Task:
Go through the data and say how many lines include the string "تاریخ"; return only the figure.
··········
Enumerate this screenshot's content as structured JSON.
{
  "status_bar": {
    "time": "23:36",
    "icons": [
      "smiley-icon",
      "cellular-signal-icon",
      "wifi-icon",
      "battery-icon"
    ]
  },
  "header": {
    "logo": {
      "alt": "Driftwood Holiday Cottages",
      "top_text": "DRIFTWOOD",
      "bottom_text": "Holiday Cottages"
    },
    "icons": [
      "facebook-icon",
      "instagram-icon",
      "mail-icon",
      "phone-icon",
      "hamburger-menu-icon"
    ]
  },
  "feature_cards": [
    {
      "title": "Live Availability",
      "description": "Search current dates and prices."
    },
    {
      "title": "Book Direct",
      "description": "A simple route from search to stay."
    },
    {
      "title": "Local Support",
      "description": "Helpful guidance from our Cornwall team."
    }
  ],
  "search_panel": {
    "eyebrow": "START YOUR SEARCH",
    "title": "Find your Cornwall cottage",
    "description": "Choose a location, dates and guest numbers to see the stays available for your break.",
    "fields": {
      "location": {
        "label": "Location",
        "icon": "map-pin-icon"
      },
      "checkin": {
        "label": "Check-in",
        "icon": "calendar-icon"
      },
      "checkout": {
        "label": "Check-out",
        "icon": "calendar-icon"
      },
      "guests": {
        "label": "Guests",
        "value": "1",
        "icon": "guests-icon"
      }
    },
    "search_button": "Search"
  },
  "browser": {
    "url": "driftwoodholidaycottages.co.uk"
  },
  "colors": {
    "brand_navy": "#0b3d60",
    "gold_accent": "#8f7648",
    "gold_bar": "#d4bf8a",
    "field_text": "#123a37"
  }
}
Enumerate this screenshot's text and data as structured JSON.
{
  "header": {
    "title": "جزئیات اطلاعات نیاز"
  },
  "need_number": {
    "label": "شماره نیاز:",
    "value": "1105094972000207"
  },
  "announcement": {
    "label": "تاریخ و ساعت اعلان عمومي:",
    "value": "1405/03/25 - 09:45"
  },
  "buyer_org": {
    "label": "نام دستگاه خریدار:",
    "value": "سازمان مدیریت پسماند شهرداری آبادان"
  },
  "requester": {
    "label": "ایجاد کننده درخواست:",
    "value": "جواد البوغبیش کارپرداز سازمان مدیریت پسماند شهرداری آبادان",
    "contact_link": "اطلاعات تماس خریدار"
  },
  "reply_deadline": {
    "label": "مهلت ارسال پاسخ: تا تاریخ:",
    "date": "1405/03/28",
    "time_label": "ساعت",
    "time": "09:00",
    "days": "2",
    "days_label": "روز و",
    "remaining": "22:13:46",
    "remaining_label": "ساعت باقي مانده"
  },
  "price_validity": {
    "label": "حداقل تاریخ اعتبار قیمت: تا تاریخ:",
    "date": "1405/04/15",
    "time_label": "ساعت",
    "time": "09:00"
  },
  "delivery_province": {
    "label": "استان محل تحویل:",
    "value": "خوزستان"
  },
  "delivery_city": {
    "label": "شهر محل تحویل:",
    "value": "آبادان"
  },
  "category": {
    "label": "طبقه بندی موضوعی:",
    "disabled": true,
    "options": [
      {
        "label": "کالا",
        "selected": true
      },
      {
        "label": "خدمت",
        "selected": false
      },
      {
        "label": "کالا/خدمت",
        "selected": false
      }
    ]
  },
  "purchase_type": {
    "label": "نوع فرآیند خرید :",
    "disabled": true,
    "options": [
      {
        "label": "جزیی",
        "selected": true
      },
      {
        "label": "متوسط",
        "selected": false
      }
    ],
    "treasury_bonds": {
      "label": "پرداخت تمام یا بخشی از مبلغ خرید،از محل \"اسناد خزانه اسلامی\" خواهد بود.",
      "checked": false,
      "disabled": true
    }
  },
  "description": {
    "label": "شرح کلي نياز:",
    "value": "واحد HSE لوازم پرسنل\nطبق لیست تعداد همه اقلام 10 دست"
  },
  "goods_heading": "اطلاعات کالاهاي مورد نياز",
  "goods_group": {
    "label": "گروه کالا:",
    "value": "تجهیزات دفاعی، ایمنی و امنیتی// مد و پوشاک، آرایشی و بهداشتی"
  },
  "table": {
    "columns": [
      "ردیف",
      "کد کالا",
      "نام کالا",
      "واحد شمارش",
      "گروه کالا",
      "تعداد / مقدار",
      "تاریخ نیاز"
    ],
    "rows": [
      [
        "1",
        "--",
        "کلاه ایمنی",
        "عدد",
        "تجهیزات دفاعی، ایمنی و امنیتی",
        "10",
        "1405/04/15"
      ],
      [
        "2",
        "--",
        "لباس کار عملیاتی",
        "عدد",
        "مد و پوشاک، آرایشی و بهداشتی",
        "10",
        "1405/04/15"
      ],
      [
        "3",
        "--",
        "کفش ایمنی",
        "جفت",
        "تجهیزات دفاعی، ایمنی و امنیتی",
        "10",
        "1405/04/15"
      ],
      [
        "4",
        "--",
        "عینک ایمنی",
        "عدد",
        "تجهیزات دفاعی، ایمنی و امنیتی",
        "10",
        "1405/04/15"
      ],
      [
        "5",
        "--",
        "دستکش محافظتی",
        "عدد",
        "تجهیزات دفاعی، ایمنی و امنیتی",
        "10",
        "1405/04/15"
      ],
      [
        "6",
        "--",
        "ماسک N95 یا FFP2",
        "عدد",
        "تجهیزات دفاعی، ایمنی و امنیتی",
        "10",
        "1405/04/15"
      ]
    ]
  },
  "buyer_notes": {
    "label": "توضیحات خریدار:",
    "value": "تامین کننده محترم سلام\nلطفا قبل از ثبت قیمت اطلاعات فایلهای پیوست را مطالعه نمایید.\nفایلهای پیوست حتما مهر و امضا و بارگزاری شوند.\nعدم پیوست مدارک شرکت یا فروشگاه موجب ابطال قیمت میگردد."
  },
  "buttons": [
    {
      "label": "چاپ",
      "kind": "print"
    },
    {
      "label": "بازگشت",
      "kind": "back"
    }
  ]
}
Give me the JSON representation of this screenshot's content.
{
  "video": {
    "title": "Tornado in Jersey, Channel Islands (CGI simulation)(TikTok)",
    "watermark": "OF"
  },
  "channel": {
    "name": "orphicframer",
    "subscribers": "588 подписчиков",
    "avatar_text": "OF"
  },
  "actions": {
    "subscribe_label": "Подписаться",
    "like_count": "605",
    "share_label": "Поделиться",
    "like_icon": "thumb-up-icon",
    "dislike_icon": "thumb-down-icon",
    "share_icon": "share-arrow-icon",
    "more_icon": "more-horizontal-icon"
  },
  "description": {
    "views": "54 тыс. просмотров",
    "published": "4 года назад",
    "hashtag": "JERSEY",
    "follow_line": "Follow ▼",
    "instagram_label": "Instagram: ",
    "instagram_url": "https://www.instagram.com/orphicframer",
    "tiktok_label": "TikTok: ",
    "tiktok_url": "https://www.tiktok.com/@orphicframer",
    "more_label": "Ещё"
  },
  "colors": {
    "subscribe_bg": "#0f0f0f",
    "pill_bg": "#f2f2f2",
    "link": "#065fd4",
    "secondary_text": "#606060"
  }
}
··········
Exercise solution:
4